The liberal research group Center for American Progress found that SB 1070 has turned off travelers and kept plenty of conference and conventions out of Arizona–to the tune of $141 million in lost revenue.
CAP’s research showed that actual lost lodging revenue from hotel and convention venue cancellations amounted to a $45 million loss, three times what the Arizona Hotel and Lodging Association had publicly estimated. CAP said that if in-town transportation, shopping and other restaurant and travel costs were included, the real impact would be more than a hundred million dollars. But it won’t slow down anytime soon; CAP foresees that Arizona successfully made the state an unattractive place to do business or travel to when it passed SB 1070 in April. According to the report, bookings through the Convention and Visitors’ Bureau in July and August of this year had seen a 35 percent dip from the previous year.
Part of Arizona’s new pariah status came about because of a boycott that was called shortly after Gov. Jan Brewer signed it into law. Brewer’s oft-uttered lies about phantom headless bodies found in the Arizona desert likely do not help attract visitors to the state.
SB 1070 requires law enforcement officials to inquire about the immigration status of anyone they have reasonable suspicion to believe might be in the state without papers while police are enforcing state, local and even civil code. A bevy of lawsuits are being argued against the law in several courts around the country.
The news should serve as a warning to states attempting to pass their own copycat bills. If respecting the rights and humanity of immigrants and people of color isn’t argument enough, perhaps basic economic sense will convince them.
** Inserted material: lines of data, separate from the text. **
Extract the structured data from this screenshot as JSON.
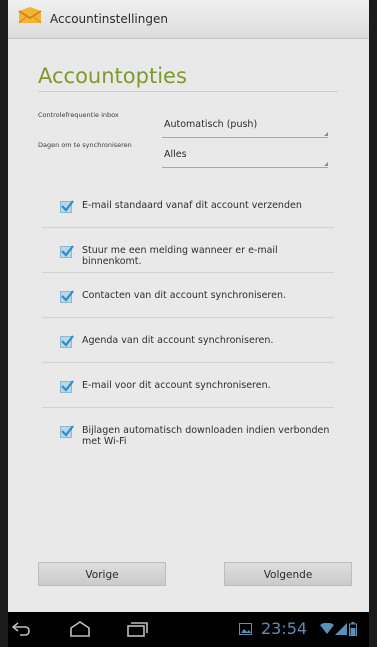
{
  "titlebar": {
    "title": "Accountinstellingen",
    "icon": "email-app-icon"
  },
  "heading": "Accountopties",
  "settings": [
    {
      "label": "Controlefrequentie inbox",
      "value": "Automatisch (push)"
    },
    {
      "label": "Dagen om te synchroniseren",
      "value": "Alles"
    }
  ],
  "checkboxes": [
    {
      "label": "E-mail standaard vanaf dit account verzenden",
      "checked": true
    },
    {
      "label": "Stuur me een melding wanneer er e-mail binnenkomt.",
      "checked": true
    },
    {
      "label": "Contacten van dit account synchroniseren.",
      "checked": true
    },
    {
      "label": "Agenda van dit account synchroniseren.",
      "checked": true
    },
    {
      "label": "E-mail voor dit account synchroniseren.",
      "checked": true
    },
    {
      "label": "Bijlagen automatisch downloaden indien verbonden met Wi-Fi",
      "checked": true
    }
  ],
  "buttons": {
    "previous": "Vorige",
    "next": "Volgende"
  },
  "navbar": {
    "time": "23:54",
    "icons": [
      "back-icon",
      "home-icon",
      "recent-apps-icon",
      "gallery-notification-icon",
      "wifi-icon",
      "signal-icon",
      "battery-icon"
    ]
  },
  "colors": {
    "accent": "#7f9a2c",
    "checkbox": "#b7d7ea",
    "clock": "#5c8fb6"
  }
}
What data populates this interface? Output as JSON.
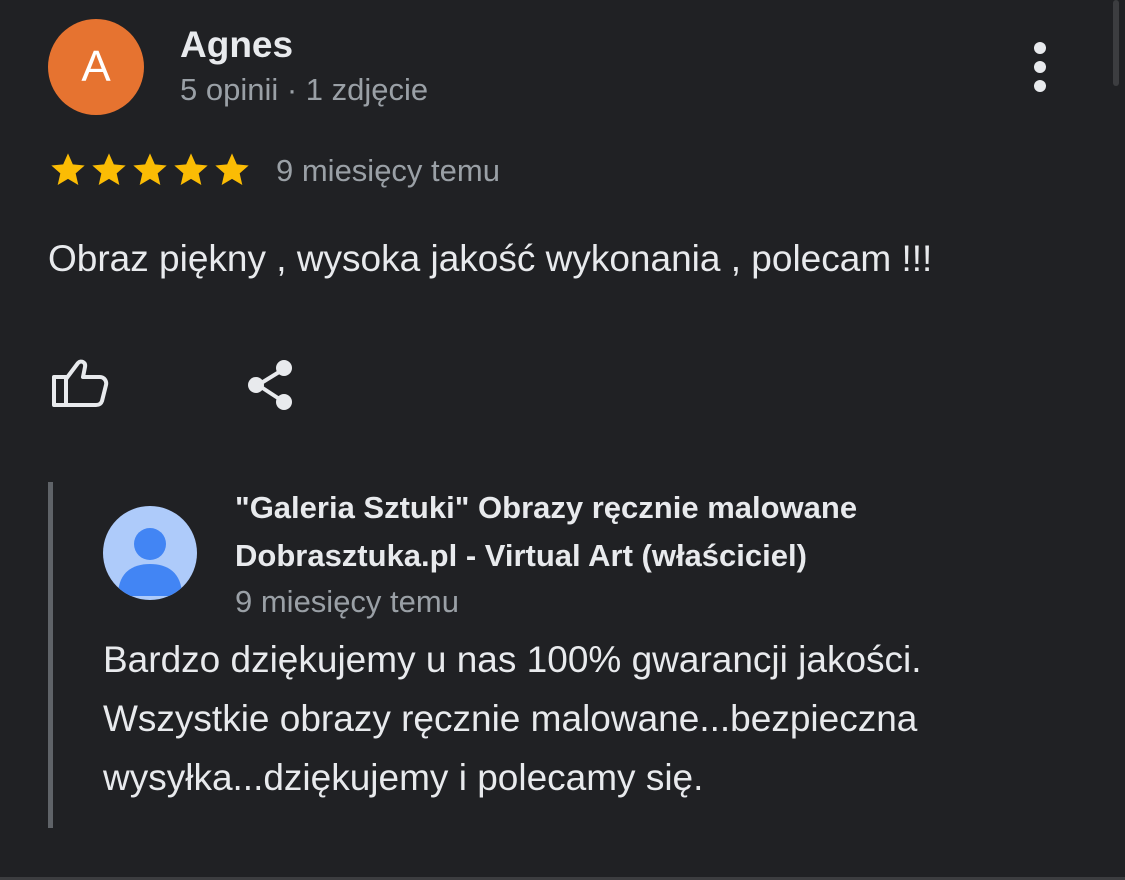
{
  "review": {
    "avatar_letter": "A",
    "reviewer_name": "Agnes",
    "reviewer_meta": "5 opinii · 1 zdjęcie",
    "rating": 5,
    "rating_max": 5,
    "time": "9 miesięcy temu",
    "text": "Obraz piękny , wysoka jakość wykonania , polecam !!!"
  },
  "owner_response": {
    "name_line1": "\"Galeria Sztuki\" Obrazy ręcznie malowane",
    "name_line2": "Dobrasztuka.pl - Virtual Art (właściciel)",
    "time": "9 miesięcy temu",
    "text_line1": "Bardzo dziękujemy u nas 100% gwarancji jakości.",
    "text_line2": "Wszystkie obrazy ręcznie malowane...bezpieczna",
    "text_line3": "wysyłka...dziękujemy i polecamy się."
  },
  "icons": {
    "more": "more-vert-icon",
    "like": "thumb-up-icon",
    "share": "share-icon",
    "owner_avatar": "default-person-avatar"
  },
  "colors": {
    "background": "#202124",
    "avatar_orange": "#e67330",
    "star_yellow": "#fbbc04",
    "text_primary": "#e8eaed",
    "text_secondary": "#9aa0a6",
    "owner_avatar_bg": "#aecbfa",
    "owner_avatar_fg": "#4285f4"
  }
}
Guess Brewer should start asking for donations for more than just SB 1070’s legal defense fund.